- [Goal of the exercise]:
Nothing but the images should be left out when the entries are restated word for word.

(Excerpts from a dataset)
━━━━━━

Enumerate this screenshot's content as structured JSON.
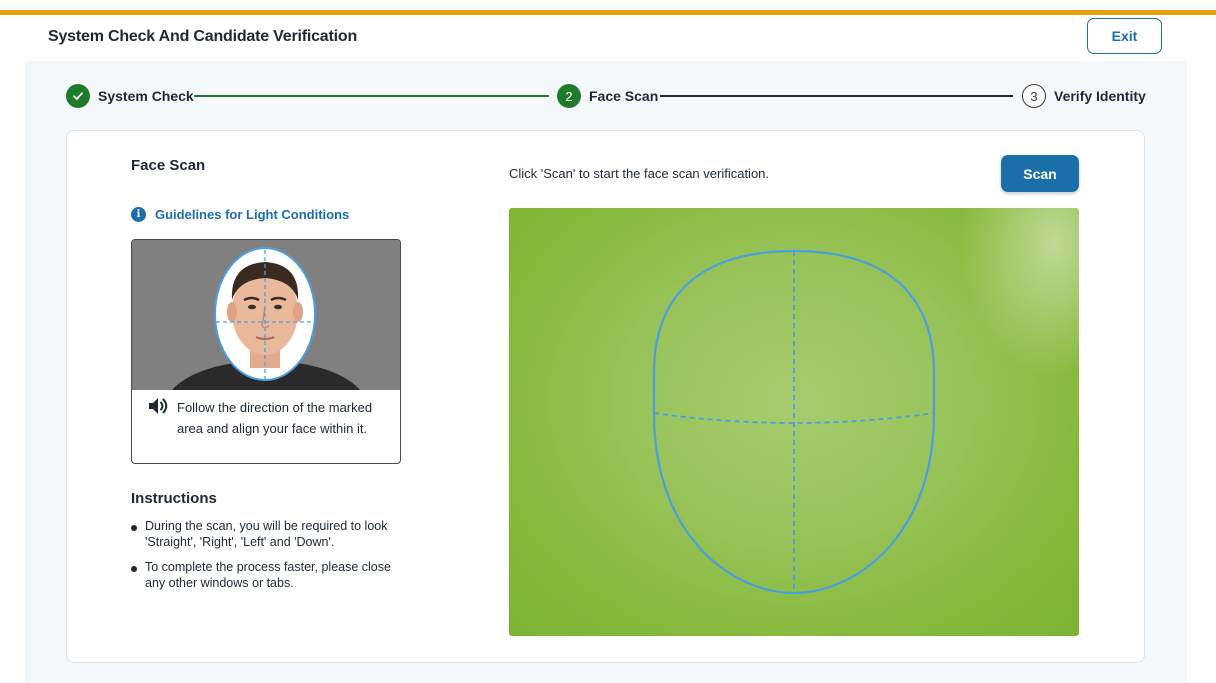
{
  "header": {
    "title": "System Check And Candidate Verification",
    "exit_label": "Exit"
  },
  "stepper": {
    "steps": [
      {
        "number": "✓",
        "label": "System Check",
        "state": "done"
      },
      {
        "number": "2",
        "label": "Face Scan",
        "state": "active"
      },
      {
        "number": "3",
        "label": "Verify Identity",
        "state": "pending"
      }
    ]
  },
  "left_panel": {
    "title": "Face Scan",
    "guidelines_link": "Guidelines for Light Conditions",
    "guide_caption": "Follow the direction of the marked area and align your face within it.",
    "instructions_title": "Instructions",
    "instructions": [
      "During the scan, you will be required to look 'Straight', 'Right', 'Left' and 'Down'.",
      "To complete the process faster, please close any other windows or tabs."
    ]
  },
  "scan_panel": {
    "hint": "Click 'Scan' to start the face scan verification.",
    "scan_label": "Scan"
  },
  "colors": {
    "accent_bar": "#e6a20c",
    "primary": "#1b6fa8",
    "success": "#1e7b2c",
    "guide_outline": "#4a9fe0",
    "camera_background": "#8fbd4a"
  },
  "icons": {
    "step_done": "check-icon",
    "info": "info-icon",
    "audio": "speaker-icon"
  }
}
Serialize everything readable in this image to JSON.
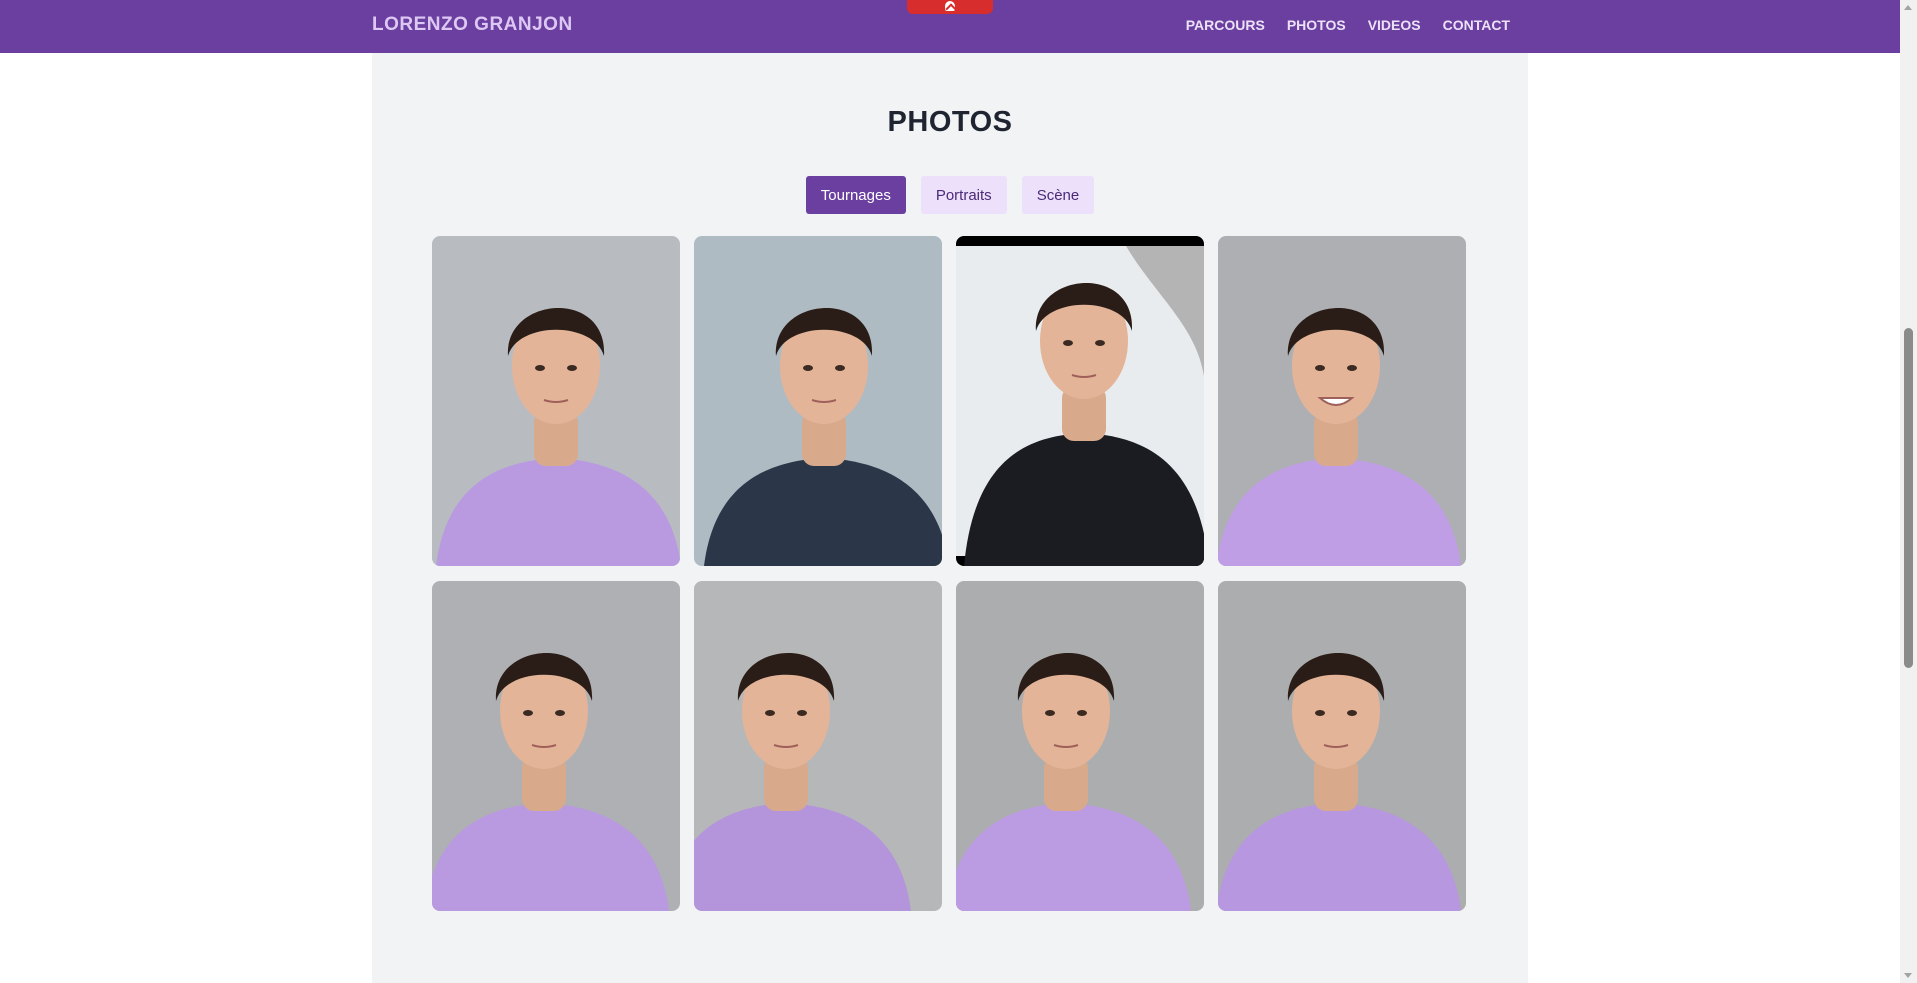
{
  "nav": {
    "brand": "LORENZO GRANJON",
    "links": [
      "PARCOURS",
      "PHOTOS",
      "VIDEOS",
      "CONTACT"
    ],
    "accent_color": "#6b3fa0"
  },
  "scroll_top_button": {
    "icon": "chevron-up-icon",
    "color": "#d82d2d"
  },
  "section": {
    "title": "PHOTOS",
    "filters": [
      {
        "label": "Tournages",
        "active": true
      },
      {
        "label": "Portraits",
        "active": false
      },
      {
        "label": "Scène",
        "active": false
      }
    ]
  },
  "photos": [
    {
      "description": "portrait-lilac-tshirt-front",
      "bg": "#b4b8bd",
      "shirt": "#b99ae0"
    },
    {
      "description": "portrait-dark-jacket-tilted",
      "bg": "#a9b7c0",
      "shirt": "#2b3648"
    },
    {
      "description": "outdoor-black-sweatshirt",
      "bg": "#e8ecef",
      "shirt": "#1a1c22"
    },
    {
      "description": "portrait-lilac-tshirt-smiling",
      "bg": "#a8abae",
      "shirt": "#bf9ee6"
    },
    {
      "description": "portrait-lilac-tshirt-close",
      "bg": "#a9acaf",
      "shirt": "#b99ae0"
    },
    {
      "description": "portrait-lilac-tshirt-profile",
      "bg": "#b2b3b4",
      "shirt": "#b495dc"
    },
    {
      "description": "portrait-lilac-tshirt-looking-down",
      "bg": "#a7a8a9",
      "shirt": "#bb9be2"
    },
    {
      "description": "portrait-lilac-tshirt-straight",
      "bg": "#a6a8aa",
      "shirt": "#b797df"
    }
  ]
}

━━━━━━

- [Answer to this exercise]:
Enumerate this screenshot's content as structured JSON.
{
  "header": {
    "title": "System Check And Candidate Verification",
    "exit_label": "Exit"
  },
  "stepper": {
    "steps": [
      {
        "number": "✓",
        "label": "System Check",
        "state": "done"
      },
      {
        "number": "2",
        "label": "Face Scan",
        "state": "active"
      },
      {
        "number": "3",
        "label": "Verify Identity",
        "state": "pending"
      }
    ]
  },
  "left_panel": {
    "title": "Face Scan",
    "guidelines_link": "Guidelines for Light Conditions",
    "guide_caption": "Follow the direction of the marked area and align your face within it.",
    "instructions_title": "Instructions",
    "instructions": [
      "During the scan, you will be required to look 'Straight', 'Right', 'Left' and 'Down'.",
      "To complete the process faster, please close any other windows or tabs."
    ]
  },
  "scan_panel": {
    "hint": "Click 'Scan' to start the face scan verification.",
    "scan_label": "Scan"
  },
  "colors": {
    "accent_bar": "#e6a20c",
    "primary": "#1b6fa8",
    "success": "#1e7b2c",
    "guide_outline": "#4a9fe0",
    "camera_background": "#8fbd4a"
  },
  "icons": {
    "step_done": "check-icon",
    "info": "info-icon",
    "audio": "speaker-icon"
  }
}
Serialize everything readable in this image to JSON.
{
  "nav": {
    "brand": "LORENZO GRANJON",
    "links": [
      "PARCOURS",
      "PHOTOS",
      "VIDEOS",
      "CONTACT"
    ],
    "accent_color": "#6b3fa0"
  },
  "scroll_top_button": {
    "icon": "chevron-up-icon",
    "color": "#d82d2d"
  },
  "section": {
    "title": "PHOTOS",
    "filters": [
      {
        "label": "Tournages",
        "active": true
      },
      {
        "label": "Portraits",
        "active": false
      },
      {
        "label": "Scène",
        "active": false
      }
    ]
  },
  "photos": [
    {
      "description": "portrait-lilac-tshirt-front",
      "bg": "#b4b8bd",
      "shirt": "#b99ae0"
    },
    {
      "description": "portrait-dark-jacket-tilted",
      "bg": "#a9b7c0",
      "shirt": "#2b3648"
    },
    {
      "description": "outdoor-black-sweatshirt",
      "bg": "#e8ecef",
      "shirt": "#1a1c22"
    },
    {
      "description": "portrait-lilac-tshirt-smiling",
      "bg": "#a8abae",
      "shirt": "#bf9ee6"
    },
    {
      "description": "portrait-lilac-tshirt-close",
      "bg": "#a9acaf",
      "shirt": "#b99ae0"
    },
    {
      "description": "portrait-lilac-tshirt-profile",
      "bg": "#b2b3b4",
      "shirt": "#b495dc"
    },
    {
      "description": "portrait-lilac-tshirt-looking-down",
      "bg": "#a7a8a9",
      "shirt": "#bb9be2"
    },
    {
      "description": "portrait-lilac-tshirt-straight",
      "bg": "#a6a8aa",
      "shirt": "#b797df"
    }
  ]
}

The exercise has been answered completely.